(Task goal): Copy all lines below containing "Hobbies".

Web page and app entries:
· · ·

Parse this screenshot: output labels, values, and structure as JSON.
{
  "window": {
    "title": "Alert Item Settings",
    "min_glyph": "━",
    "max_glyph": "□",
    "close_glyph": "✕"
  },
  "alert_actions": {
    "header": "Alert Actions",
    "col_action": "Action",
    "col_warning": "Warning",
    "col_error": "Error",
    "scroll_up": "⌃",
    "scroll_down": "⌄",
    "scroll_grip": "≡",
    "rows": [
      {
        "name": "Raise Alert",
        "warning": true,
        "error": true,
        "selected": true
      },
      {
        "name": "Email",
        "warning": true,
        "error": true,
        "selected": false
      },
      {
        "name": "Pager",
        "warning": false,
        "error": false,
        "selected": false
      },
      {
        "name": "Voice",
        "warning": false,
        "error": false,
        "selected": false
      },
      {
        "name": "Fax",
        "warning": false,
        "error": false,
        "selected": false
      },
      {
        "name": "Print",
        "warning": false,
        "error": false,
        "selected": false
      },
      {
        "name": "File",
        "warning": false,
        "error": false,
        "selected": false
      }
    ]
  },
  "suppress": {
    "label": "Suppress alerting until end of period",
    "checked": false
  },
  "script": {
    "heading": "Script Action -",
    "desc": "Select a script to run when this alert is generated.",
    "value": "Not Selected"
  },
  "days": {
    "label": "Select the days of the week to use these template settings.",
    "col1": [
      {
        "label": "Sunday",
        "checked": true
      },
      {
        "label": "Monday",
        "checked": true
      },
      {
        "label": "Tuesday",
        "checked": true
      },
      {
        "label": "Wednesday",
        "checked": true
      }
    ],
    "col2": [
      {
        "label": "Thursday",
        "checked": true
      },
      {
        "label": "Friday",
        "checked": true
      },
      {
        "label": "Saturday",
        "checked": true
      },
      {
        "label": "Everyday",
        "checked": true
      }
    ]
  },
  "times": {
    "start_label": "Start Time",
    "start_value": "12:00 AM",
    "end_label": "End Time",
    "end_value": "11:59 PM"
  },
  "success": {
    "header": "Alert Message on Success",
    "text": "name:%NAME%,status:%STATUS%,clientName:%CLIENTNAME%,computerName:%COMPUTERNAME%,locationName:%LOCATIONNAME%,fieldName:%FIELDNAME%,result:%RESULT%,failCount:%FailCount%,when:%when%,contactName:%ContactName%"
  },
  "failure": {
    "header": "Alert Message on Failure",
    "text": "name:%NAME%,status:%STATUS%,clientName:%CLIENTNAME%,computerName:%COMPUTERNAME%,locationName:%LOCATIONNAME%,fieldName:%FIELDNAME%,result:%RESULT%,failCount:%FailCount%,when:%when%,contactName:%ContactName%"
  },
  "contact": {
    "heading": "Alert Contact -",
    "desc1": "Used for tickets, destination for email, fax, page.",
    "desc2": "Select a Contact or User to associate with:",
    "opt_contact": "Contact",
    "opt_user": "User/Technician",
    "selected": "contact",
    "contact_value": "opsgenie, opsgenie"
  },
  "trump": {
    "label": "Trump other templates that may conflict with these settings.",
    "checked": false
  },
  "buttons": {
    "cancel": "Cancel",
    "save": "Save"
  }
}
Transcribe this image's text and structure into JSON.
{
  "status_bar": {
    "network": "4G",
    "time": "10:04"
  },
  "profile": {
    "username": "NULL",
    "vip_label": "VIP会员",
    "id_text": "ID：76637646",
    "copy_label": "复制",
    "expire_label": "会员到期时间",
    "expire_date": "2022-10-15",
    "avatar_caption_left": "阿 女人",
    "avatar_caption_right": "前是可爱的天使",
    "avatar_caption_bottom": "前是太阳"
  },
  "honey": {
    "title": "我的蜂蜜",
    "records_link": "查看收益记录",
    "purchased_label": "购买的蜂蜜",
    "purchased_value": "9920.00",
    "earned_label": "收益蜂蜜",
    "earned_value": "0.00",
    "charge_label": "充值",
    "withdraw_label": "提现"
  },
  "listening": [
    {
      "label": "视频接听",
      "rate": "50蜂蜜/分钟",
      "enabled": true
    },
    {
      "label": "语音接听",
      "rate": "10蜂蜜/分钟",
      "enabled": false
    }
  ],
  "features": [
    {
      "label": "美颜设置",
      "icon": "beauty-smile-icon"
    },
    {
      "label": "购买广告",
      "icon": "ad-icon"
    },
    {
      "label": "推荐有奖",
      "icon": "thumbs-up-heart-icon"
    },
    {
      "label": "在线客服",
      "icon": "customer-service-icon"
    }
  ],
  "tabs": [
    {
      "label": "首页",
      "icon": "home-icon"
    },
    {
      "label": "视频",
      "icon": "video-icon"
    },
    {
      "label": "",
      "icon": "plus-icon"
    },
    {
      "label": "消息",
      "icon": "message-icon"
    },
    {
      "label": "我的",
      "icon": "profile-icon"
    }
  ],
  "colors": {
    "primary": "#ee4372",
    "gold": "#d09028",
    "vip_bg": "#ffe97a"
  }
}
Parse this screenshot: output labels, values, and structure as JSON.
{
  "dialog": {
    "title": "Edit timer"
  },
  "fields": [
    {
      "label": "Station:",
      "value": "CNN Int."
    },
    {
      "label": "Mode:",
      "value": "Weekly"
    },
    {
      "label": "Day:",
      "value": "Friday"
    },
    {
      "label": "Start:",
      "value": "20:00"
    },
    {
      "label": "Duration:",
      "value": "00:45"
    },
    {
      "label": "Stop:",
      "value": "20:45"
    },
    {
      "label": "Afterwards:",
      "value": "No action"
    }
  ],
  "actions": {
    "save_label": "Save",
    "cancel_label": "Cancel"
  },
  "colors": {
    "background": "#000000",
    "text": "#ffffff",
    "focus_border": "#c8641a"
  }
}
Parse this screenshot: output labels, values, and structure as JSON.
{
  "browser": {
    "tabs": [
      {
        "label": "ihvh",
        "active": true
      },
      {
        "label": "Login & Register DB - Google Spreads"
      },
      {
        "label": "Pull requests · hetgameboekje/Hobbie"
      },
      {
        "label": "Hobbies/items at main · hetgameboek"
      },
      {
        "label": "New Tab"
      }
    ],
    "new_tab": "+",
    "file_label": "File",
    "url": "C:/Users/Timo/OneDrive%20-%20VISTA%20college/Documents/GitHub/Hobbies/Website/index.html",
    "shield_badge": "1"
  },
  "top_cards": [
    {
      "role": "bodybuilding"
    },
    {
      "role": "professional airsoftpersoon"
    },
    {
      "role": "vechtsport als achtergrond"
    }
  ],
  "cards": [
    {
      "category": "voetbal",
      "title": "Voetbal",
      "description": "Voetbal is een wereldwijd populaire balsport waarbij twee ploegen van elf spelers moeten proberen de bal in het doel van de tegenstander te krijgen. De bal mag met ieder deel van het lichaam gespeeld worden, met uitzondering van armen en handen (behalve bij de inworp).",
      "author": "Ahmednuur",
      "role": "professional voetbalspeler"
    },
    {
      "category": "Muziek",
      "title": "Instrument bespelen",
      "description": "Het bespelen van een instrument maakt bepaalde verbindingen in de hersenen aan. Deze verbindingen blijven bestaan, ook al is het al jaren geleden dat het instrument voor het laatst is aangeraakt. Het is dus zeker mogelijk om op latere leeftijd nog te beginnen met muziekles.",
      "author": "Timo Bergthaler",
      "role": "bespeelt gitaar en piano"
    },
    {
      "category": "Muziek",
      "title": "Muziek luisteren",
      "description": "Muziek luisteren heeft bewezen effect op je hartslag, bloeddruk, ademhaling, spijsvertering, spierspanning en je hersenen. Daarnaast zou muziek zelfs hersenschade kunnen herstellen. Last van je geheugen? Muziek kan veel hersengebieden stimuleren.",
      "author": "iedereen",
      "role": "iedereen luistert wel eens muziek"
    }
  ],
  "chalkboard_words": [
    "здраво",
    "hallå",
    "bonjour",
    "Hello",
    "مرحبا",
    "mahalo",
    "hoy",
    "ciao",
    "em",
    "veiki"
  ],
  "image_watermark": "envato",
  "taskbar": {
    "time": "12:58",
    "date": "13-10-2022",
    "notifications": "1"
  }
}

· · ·

(Answer for this exercise):
        "label": "Hobbies/items at main · hetgameboek"
    "url": "C:/Users/Timo/OneDrive%20-%20VISTA%20college/Documents/GitHub/Hobbies/Website/index.html",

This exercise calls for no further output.